[img]
Preview
Text (van-Loo-etal-JSMS2016-Validation-of-thigh-based-accelerometer-estimates)
van_Loo_etal_JSMS2016_Validation_of_thigh_based_accelerometer_estimates.pdf - Accepted Author Manuscript
License: Creative Commons Attribution-NonCommercial-NoDerivatives 4.0 logo

Download (611kB) | Preview

Abstract

Objectives: To validate activPAL3TM (AP3) for classifying postural allocation, estimating time spent in postures and examining the number of breaks in sedentary behaviour (SB) in 5-12 year-olds. Design: Laboratory-based validation study. Methods: Fifty-seven children completed 15 sedentary, light- and moderate-to-vigorous intensity activities. Direct observation (DO) was used as the criterion measure.

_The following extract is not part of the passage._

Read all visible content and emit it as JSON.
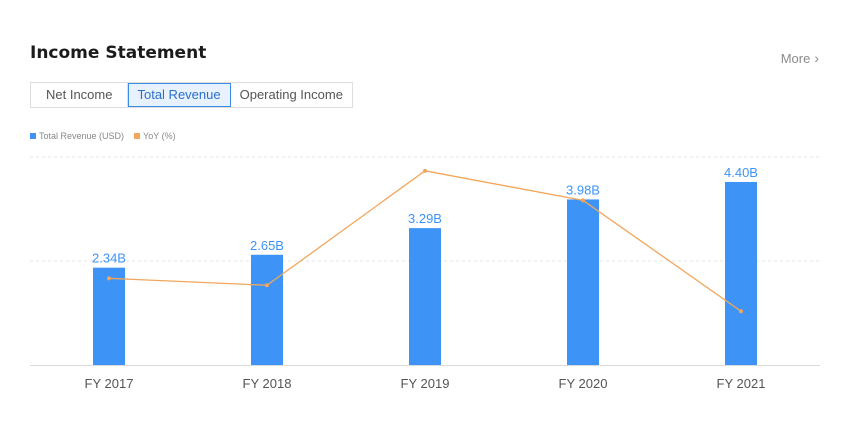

The accuracy of AP3 was examined using a confusion matrix, equivalence testing, Bland-Altman procedures and a paired t-test for 5-8y and 9-12y. Results: Sensitivity of AP3 was 86.8%, 82.5% and 85.3% for sitting/lying, standing, and stepping, respectively, in 5-8y and 95.3%, 81.5% and 85.1%, respectively, in 9-12y. Time estimates of AP3 were equivalent to DO for sitting/lying in 9-12y and stepping in all ages, but not for sitting/lying in 5-12y and standing in all ages. Underestimation of sitting/lying time was smaller in 9-12y (1.4%, limits of agreement [LoA]: -13.8-11.1%) compared to 5-8y (12.6%, LoA: -39.8-14.7%). Underestimation for stepping time was small (5-8y: 6.5%, LoA: -18.3-5.3%; 9-12y: 7.6%, LoA: -16.8-1.6%). Considerable overestimation was found for standing (5-8y: 36.8%, LoA: -16.3-89.8%; 9-12y: 19.3%, LoA: -1.6-36.9%). SB breaks were significantly overestimated (5-8y: 53.2%, 9-12y: 28.3%, p<0.001). Conclusions: AP3 showed acceptable accuracy for classifying postures, however estimates of time spent standing were consistently overestimated and individual error was considerable. Estimates of sitting/lying were more accurate for 9-12y. Stepping time was accurately estimated for all ages. SB breaks were significantly overestimated, although the absolute difference was larger in 5-8y. Surveillance applications of AP3 would be acceptable, however, individual level applications might be less accurate.